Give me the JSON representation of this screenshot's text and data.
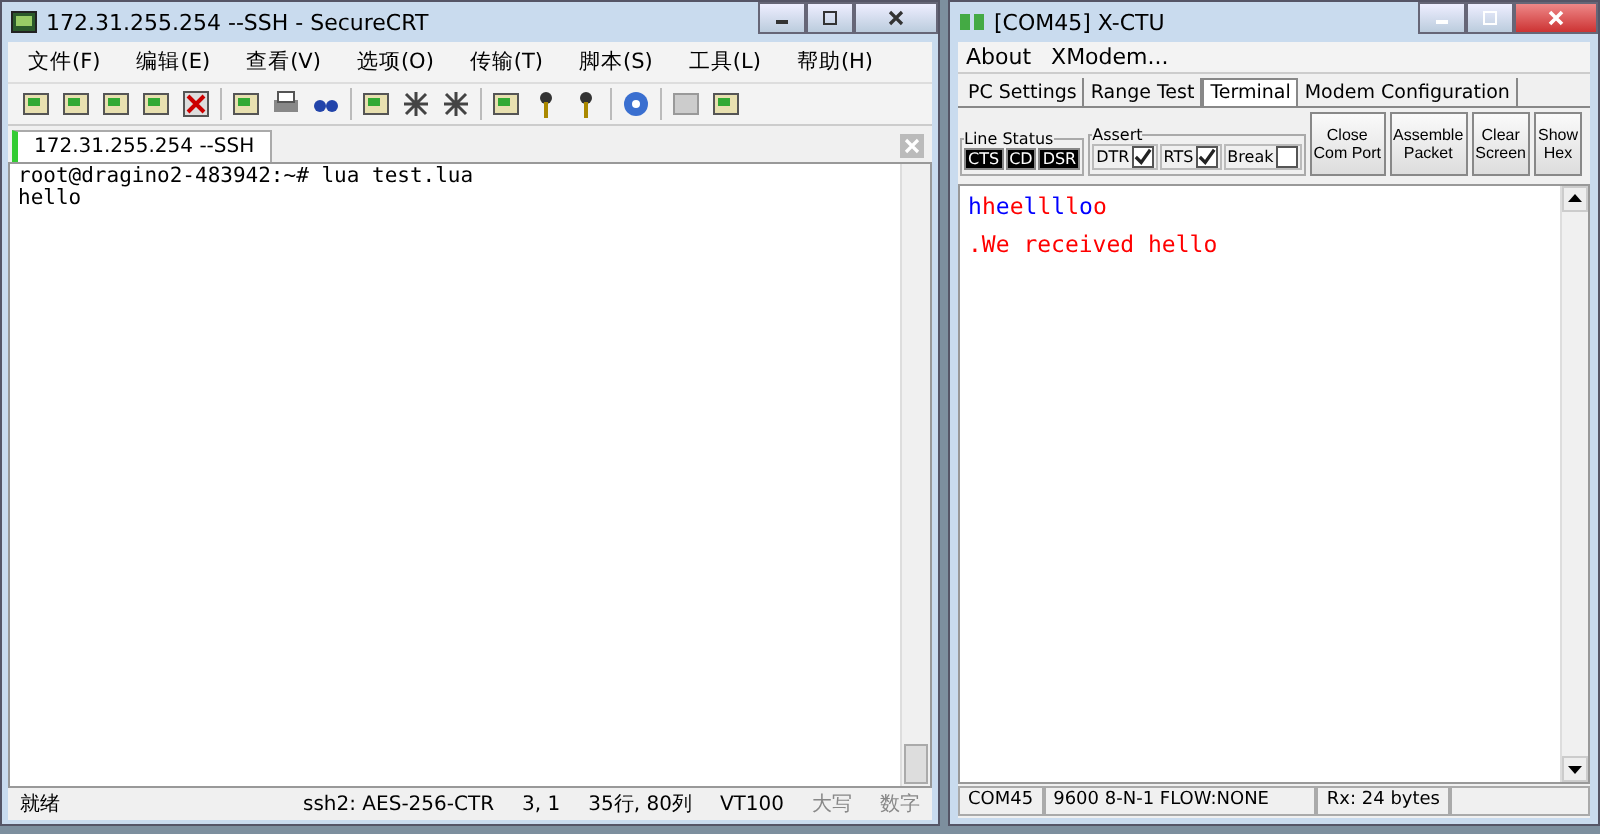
{
  "left_window": {
    "title": "172.31.255.254 --SSH - SecureCRT",
    "menu": [
      "文件(F)",
      "编辑(E)",
      "查看(V)",
      "选项(O)",
      "传输(T)",
      "脚本(S)",
      "工具(L)",
      "帮助(H)"
    ],
    "tabs": [
      {
        "label": "172.31.255.254 --SSH",
        "selected": true
      }
    ],
    "terminal_lines": [
      "root@dragino2-483942:~# lua test.lua",
      "hello"
    ],
    "status_bar": [
      "就绪",
      "ssh2: AES-256-CTR",
      "3,  1",
      "35行, 80列",
      "VT100",
      "大写",
      "数字"
    ]
  },
  "right_window": {
    "title": "[COM45] X-CTU",
    "menu": [
      "About",
      "XModem..."
    ],
    "tabs": [
      {
        "label": "PC Settings",
        "selected": false
      },
      {
        "label": "Range Test",
        "selected": false
      },
      {
        "label": "Terminal",
        "selected": true
      },
      {
        "label": "Modem Configuration",
        "selected": false
      }
    ],
    "line_status": {
      "title": "Line Status",
      "indicators": [
        "CTS",
        "CD",
        "DSR"
      ]
    },
    "assert": {
      "title": "Assert",
      "options": [
        {
          "label": "DTR",
          "checked": true
        },
        {
          "label": "RTS",
          "checked": true
        },
        {
          "label": "Break",
          "checked": false
        }
      ]
    },
    "buttons": [
      [
        "Close",
        "Com Port"
      ],
      [
        "Assemble",
        "Packet"
      ],
      [
        "Clear",
        "Screen"
      ],
      [
        "Show",
        "Hex"
      ]
    ],
    "terminal_lines": [
      [
        {
          "text": "h",
          "color": "#0000ff"
        },
        {
          "text": "h",
          "color": "#ff0000"
        },
        {
          "text": "e",
          "color": "#0000ff"
        },
        {
          "text": "e",
          "color": "#ff0000"
        },
        {
          "text": "l",
          "color": "#0000ff"
        },
        {
          "text": "l",
          "color": "#ff0000"
        },
        {
          "text": "l",
          "color": "#0000ff"
        },
        {
          "text": "l",
          "color": "#ff0000"
        },
        {
          "text": "o",
          "color": "#0000ff"
        },
        {
          "text": "o",
          "color": "#ff0000"
        }
      ],
      [
        {
          "text": ".We received hello",
          "color": "#ff0000"
        }
      ]
    ],
    "status_bar": [
      "COM45",
      "9600 8-N-1  FLOW:NONE",
      "Rx: 24 bytes"
    ]
  }
}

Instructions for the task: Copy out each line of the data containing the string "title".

Written solution:
    "title": "172.31.255.254 --SSH - SecureCRT",
    "title": "[COM45] X-CTU",
      "title": "Line Status",
      "title": "Assert",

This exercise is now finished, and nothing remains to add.